- Nearly a third of European PSPs and 55% of North American PSPs reported that dealing with a high number of small jobs is a primary challenge for their current workflow.
- For the first time in the past three years, more PSPs were “mostly automated” rather than reporting lower levels or no automation in their workflows. This increase is likely due to multi-year digital transformation initiatives that were accelerated during the pandemic.
- According to Keypoint Intelligence’s research, companies that were experiencing revenue growth also reported the highest levels of workflow automation.
By Ryan McAbee
Ongoing changes in the printing industry continue to stress production processes and workflows. The increase in digitally driven on-demand printing, combined with the flexibility of online ordering, has greatly increased the number of print orders—often at lower print volumes—that a print service provider (PSP) must manage and produce. According to Keypoint Intelligence’s research, the average number of monthly print orders surpassed 3,500 for European PSPs in 2020, which equates to 117 per day.
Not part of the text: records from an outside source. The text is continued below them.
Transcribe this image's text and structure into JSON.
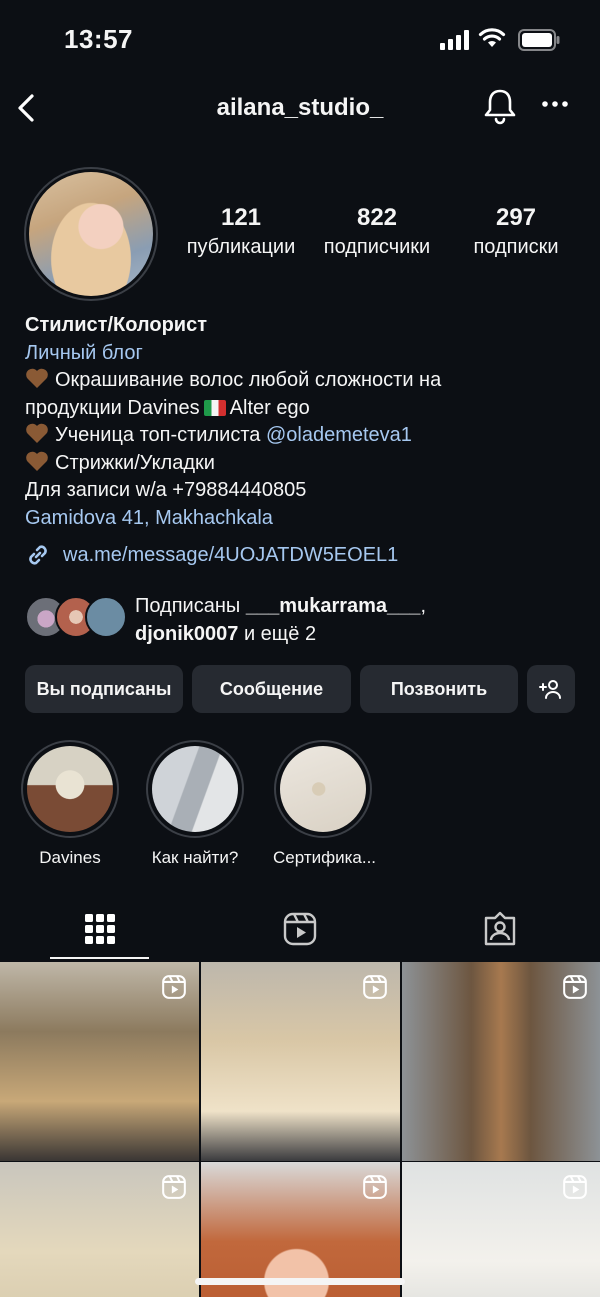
{
  "status_bar": {
    "time": "13:57"
  },
  "nav": {
    "title": "ailana_studio_"
  },
  "profile": {
    "stats": [
      {
        "value": "121",
        "label": "публикации"
      },
      {
        "value": "822",
        "label": "подписчики"
      },
      {
        "value": "297",
        "label": "подписки"
      }
    ],
    "name": "Стилист/Колорист",
    "category": "Личный блог",
    "bio_line1": "Окрашивание волос любой сложности на",
    "bio_line2a": "продукции Davines",
    "bio_line2b": "Alter ego",
    "bio_line3_prefix": "Ученица топ-стилиста",
    "bio_line3_mention": "@olademeteva1",
    "bio_line4": "Стрижки/Укладки",
    "bio_line5": "Для записи w/a +79884440805",
    "address": "Gamidova 41, Makhachkala",
    "link": "wa.me/message/4UOJATDW5EOEL1",
    "followed_prefix": "Подписаны",
    "followed_user1": "___mukarrama___",
    "followed_user2": "djonik0007",
    "followed_suffix": "и ещё 2"
  },
  "buttons": {
    "following": "Вы подписаны",
    "message": "Сообщение",
    "call": "Позвонить"
  },
  "highlights": [
    {
      "label": "Davines"
    },
    {
      "label": "Как найти?"
    },
    {
      "label": "Сертифика..."
    }
  ],
  "icons": {
    "back": "chevron-left-icon",
    "notifications": "bell-icon",
    "more": "more-horizontal-icon",
    "link": "link-icon",
    "add_person": "add-person-icon",
    "grid_tab": "grid-icon",
    "reels_tab": "reels-icon",
    "tagged_tab": "tagged-icon",
    "reel_badge": "reel-icon"
  },
  "colors": {
    "background": "#0c0f14",
    "link": "#a6c8f0",
    "button": "#262a31"
  }
}
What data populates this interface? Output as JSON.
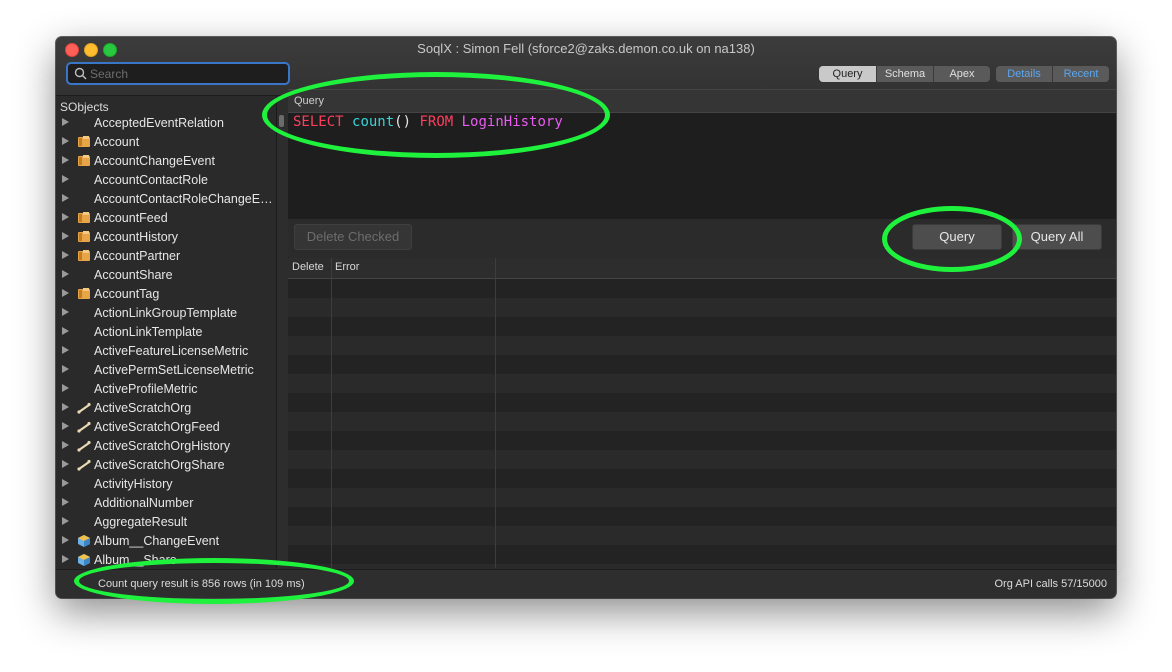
{
  "window": {
    "title": "SoqlX : Simon Fell (sforce2@zaks.demon.co.uk on na138)"
  },
  "search": {
    "placeholder": "Search"
  },
  "mode_tabs": {
    "items": [
      {
        "label": "Query",
        "selected": true
      },
      {
        "label": "Schema",
        "selected": false
      },
      {
        "label": "Apex",
        "selected": false
      }
    ]
  },
  "aux_tabs": {
    "items": [
      {
        "label": "Details"
      },
      {
        "label": "Recent"
      }
    ]
  },
  "sidebar": {
    "header": "SObjects",
    "items": [
      {
        "label": "AcceptedEventRelation",
        "icon": "none"
      },
      {
        "label": "Account",
        "icon": "book-icon"
      },
      {
        "label": "AccountChangeEvent",
        "icon": "book-icon"
      },
      {
        "label": "AccountContactRole",
        "icon": "none"
      },
      {
        "label": "AccountContactRoleChangeEv...",
        "icon": "none"
      },
      {
        "label": "AccountFeed",
        "icon": "book-icon"
      },
      {
        "label": "AccountHistory",
        "icon": "book-icon"
      },
      {
        "label": "AccountPartner",
        "icon": "book-icon"
      },
      {
        "label": "AccountShare",
        "icon": "none"
      },
      {
        "label": "AccountTag",
        "icon": "book-icon"
      },
      {
        "label": "ActionLinkGroupTemplate",
        "icon": "none"
      },
      {
        "label": "ActionLinkTemplate",
        "icon": "none"
      },
      {
        "label": "ActiveFeatureLicenseMetric",
        "icon": "none"
      },
      {
        "label": "ActivePermSetLicenseMetric",
        "icon": "none"
      },
      {
        "label": "ActiveProfileMetric",
        "icon": "none"
      },
      {
        "label": "ActiveScratchOrg",
        "icon": "bone-icon"
      },
      {
        "label": "ActiveScratchOrgFeed",
        "icon": "bone-icon"
      },
      {
        "label": "ActiveScratchOrgHistory",
        "icon": "bone-icon"
      },
      {
        "label": "ActiveScratchOrgShare",
        "icon": "bone-icon"
      },
      {
        "label": "ActivityHistory",
        "icon": "none"
      },
      {
        "label": "AdditionalNumber",
        "icon": "none"
      },
      {
        "label": "AggregateResult",
        "icon": "none"
      },
      {
        "label": "Album__ChangeEvent",
        "icon": "cube-icon"
      },
      {
        "label": "Album__Share",
        "icon": "cube-icon"
      }
    ]
  },
  "query": {
    "header": "Query",
    "tokens": {
      "select": "SELECT",
      "fn": "count",
      "parens": "()",
      "from": "FROM",
      "object": "LoginHistory"
    }
  },
  "actions": {
    "delete_checked": "Delete Checked",
    "query": "Query",
    "query_all": "Query All"
  },
  "results": {
    "columns": [
      "Delete",
      "Error"
    ]
  },
  "status": {
    "left": "Count query result is 856 rows (in 109 ms)",
    "right": "Org API calls 57/15000"
  },
  "colors": {
    "annotation": "#1ef23c",
    "accent": "#3a76c8",
    "link": "#5aa7ef"
  }
}
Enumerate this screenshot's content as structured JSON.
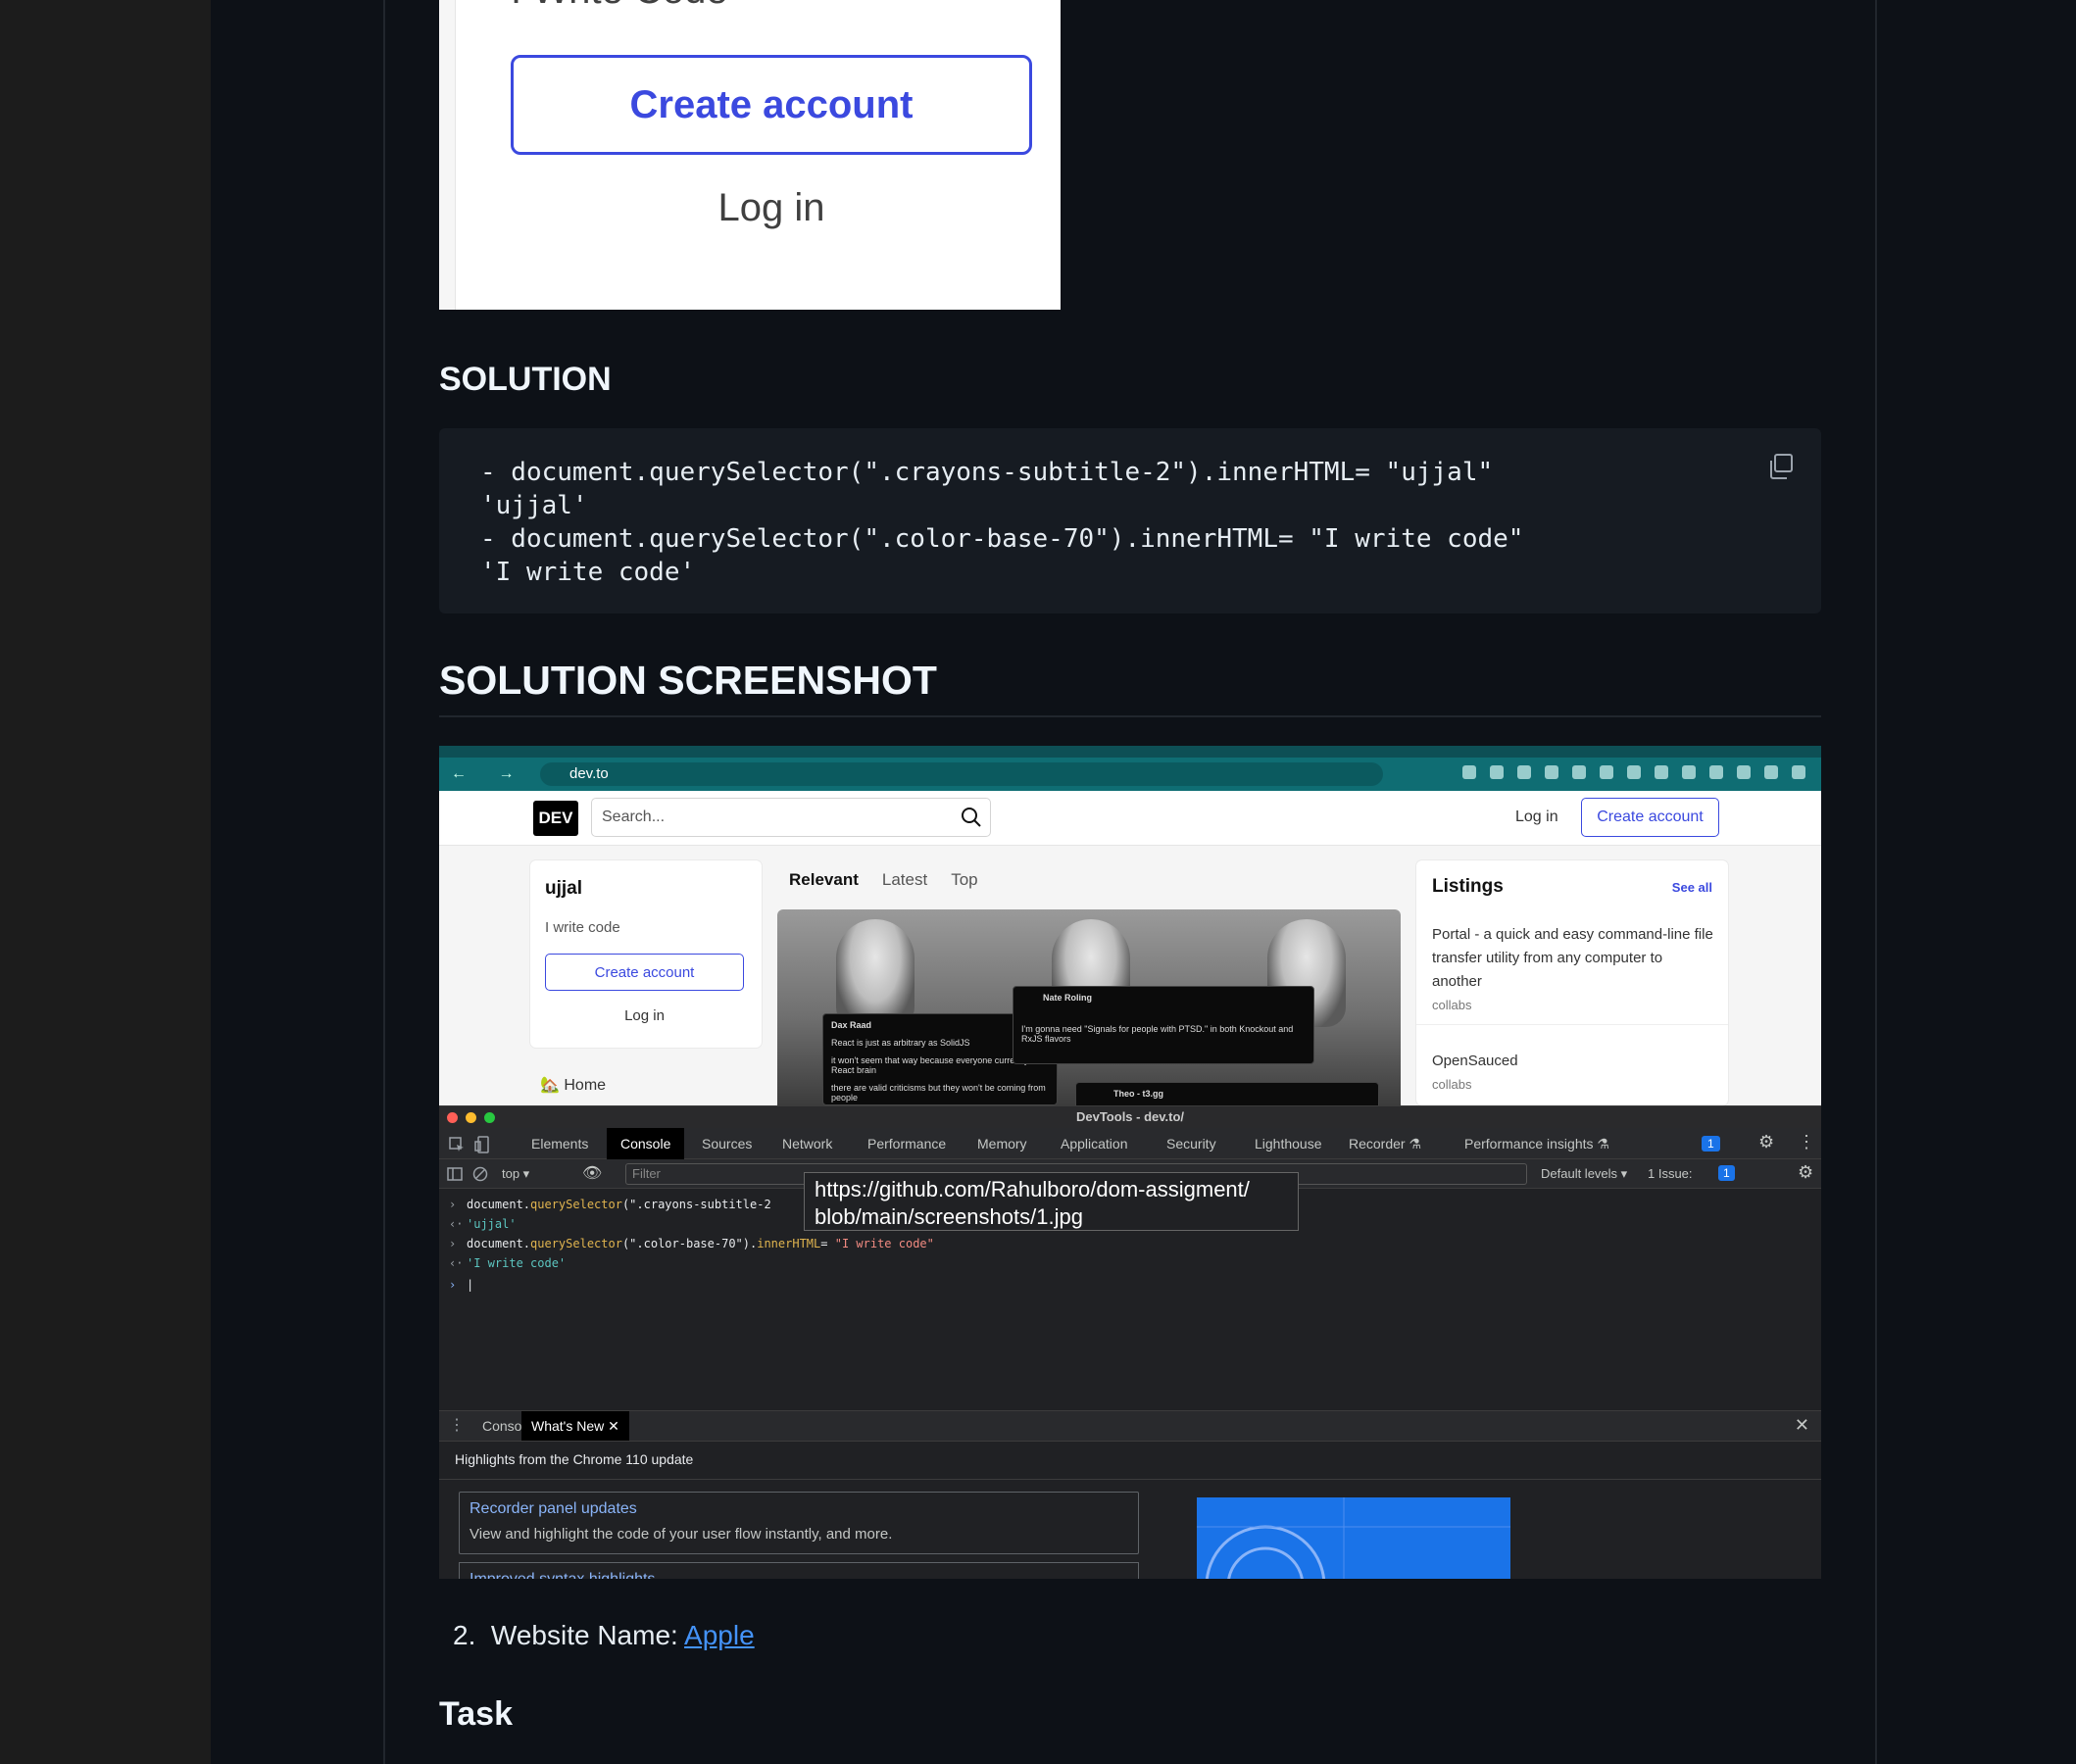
{
  "crop_shot": {
    "cropped_text": "I Write Code",
    "create_account": "Create account",
    "log_in": "Log in"
  },
  "solution": {
    "heading": "SOLUTION",
    "code": "- document.querySelector(\".crayons-subtitle-2\").innerHTML= \"ujjal\"\n'ujjal'\n- document.querySelector(\".color-base-70\").innerHTML= \"I write code\"\n'I write code'"
  },
  "screenshot_heading": "SOLUTION SCREENSHOT",
  "browser": {
    "url": "dev.to",
    "nav_icons": "← → ⟳",
    "site": {
      "logo": "DEV",
      "search_placeholder": "Search...",
      "log_in": "Log in",
      "create_account": "Create account",
      "side_card": {
        "name": "ujjal",
        "subtitle": "I write code",
        "create_account": "Create account",
        "log_in": "Log in"
      },
      "home": "🏡  Home",
      "feed_tabs": [
        "Relevant",
        "Latest",
        "Top"
      ],
      "tweets": {
        "t1_name": "Dax Raad",
        "t1_text": "React is just as arbitrary as SolidJS",
        "t1_text2": "it won't seem that way because everyone currently has React brain",
        "t1_text3": "there are valid criticisms but they won't be coming from people",
        "t2_name": "Nate Roling",
        "t2_text": "I'm gonna need \"Signals for people with PTSD.\" in both Knockout and RxJS flavors",
        "t3_name": "Theo - t3.gg"
      },
      "listings": {
        "heading": "Listings",
        "see_all": "See all",
        "item1": "Portal - a quick and easy command-line file transfer utility from any computer to another",
        "item1_tag": "collabs",
        "item2": "OpenSauced",
        "item2_tag": "collabs"
      }
    },
    "devtools": {
      "title": "DevTools - dev.to/",
      "tabs": [
        "Elements",
        "Console",
        "Sources",
        "Network",
        "Performance",
        "Memory",
        "Application",
        "Security",
        "Lighthouse",
        "Recorder ⚗",
        "Performance insights ⚗"
      ],
      "issues_badge": "1",
      "context": "top ▾",
      "filter_placeholder": "Filter",
      "default_levels": "Default levels ▾",
      "issue_count": "1 Issue:",
      "issue_num": "1",
      "console": {
        "l1_prefix": "document.",
        "l1_fn": "querySelector",
        "l1_arg": "(\".crayons-subtitle-2",
        "l2": "'ujjal'",
        "l3_prefix": "document.",
        "l3_fn": "querySelector",
        "l3_mid": "(\".color-base-70\").",
        "l3_prop": "innerHTML",
        "l3_eq": "= ",
        "l3_val": "\"I write code\"",
        "l4": "'I write code'"
      },
      "drawer_tabs": [
        "Console",
        "What's New ✕"
      ],
      "highlights": "Highlights from the Chrome 110 update",
      "card1_title": "Recorder panel updates",
      "card1_desc": "View and highlight the code of your user flow instantly, and more.",
      "card2_title": "Improved syntax highlights"
    },
    "tooltip": "https://github.com/Rahulboro/dom-assigment/\nblob/main/screenshots/1.jpg"
  },
  "list_item": {
    "number": "2.",
    "label": "Website Name: ",
    "link": "Apple"
  },
  "task_heading": "Task",
  "colors": {
    "page_bg": "#0d1117",
    "accent": "#3b49df",
    "link": "#4493f8"
  }
}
Nearly a third of European PSPs and 55% of North American PSPs reported that dealing with a high number of small jobs is a primary challenge for their current workflow.
Automation Accelerated in 2020
In previous years, PSPs sought to reduce costs and improve efficiencies (which also requires a focus on workflow automation). In 2020, roughly 60% of EU and NA printers saw cost reduction and efficiency as a key component of their business strategy. Efforts to control costs while improving automation have increased since the start of the pandemic.
For the first time in the past three years, more PSPs were “mostly automated” rather than reporting lower levels or no automation in their workflows. This increase is likely due to multi-year digital transformation initiatives that were accelerated during the pandemic. Companies suddenly found time for their employees to focus on neglected projects rather than daily production demands. The largest shift appears to have been from PSPs who previously reported “some automation,” completed transformation projects, and now consider themselves “mostly automated.”
Automation Enables Growth
When we looked at European PSPs that reported growth over the past five years as well as those that expected growth at the end of 2020, we found that automation matters. In both timeframes, companies that were experiencing revenue growth also reported the highest levels of workflow automation. Simply put, more automation correlates to a higher potential for growth.
Figure 1. Automation Level of Companies with Revenue Growth
N = 250 Respondents
Source: European Software Investment Outlook, Keypoint Intelligence 2021
Automation can take many forms and span many processes and departments. Workflow assessments and research by Keypoint Intelligence have shown that improving job onboarding processes and leveraging optimization techniques in prepress can have positive financial impacts. Capturing the customer request and content are the two primary tasks to onboard a print job that should be structured and digitized, perhaps through an online request for quote tool or web-to-print solution. As for optimization, improving the composition and quality of files, in addition to using ink optimization software, provides annual savings in consumables and labor costs.
The Bottom Line
The increased levels of automation are a positive indicator that some PSPs will be ready for the next shift in automation that enables smart print manufacturing. There is a progressive order before PSPs can reach semi- to fully autonomous printing by the end of this decade. First, the right processes must be streamlined to the minimal amount required to do the work. Second, any process that can be automated should be. Third, advanced technologies must be applied when available to bring intelligence (augmented and artificial) across the entire print manufacturing ecosystem and value chain.
PSPs that increase their levels of automation now are likely to reap disproportionate rewards in the future. This is because reaching the finish line requires thousands of incremental steps; true automation simply cannot be achieved in one giant leap.
Ryan McAbee is a Director for Keypoint Intelligence’s Production Workflow Consulting Service, which focuses on providing technology, business, and market insights to clients in the Digital Marketing & Media and Production Workflow markets. In this role, he is responsible for conducting market research, market analysis and forecasting, content development, industry training, and consulting with print service providers.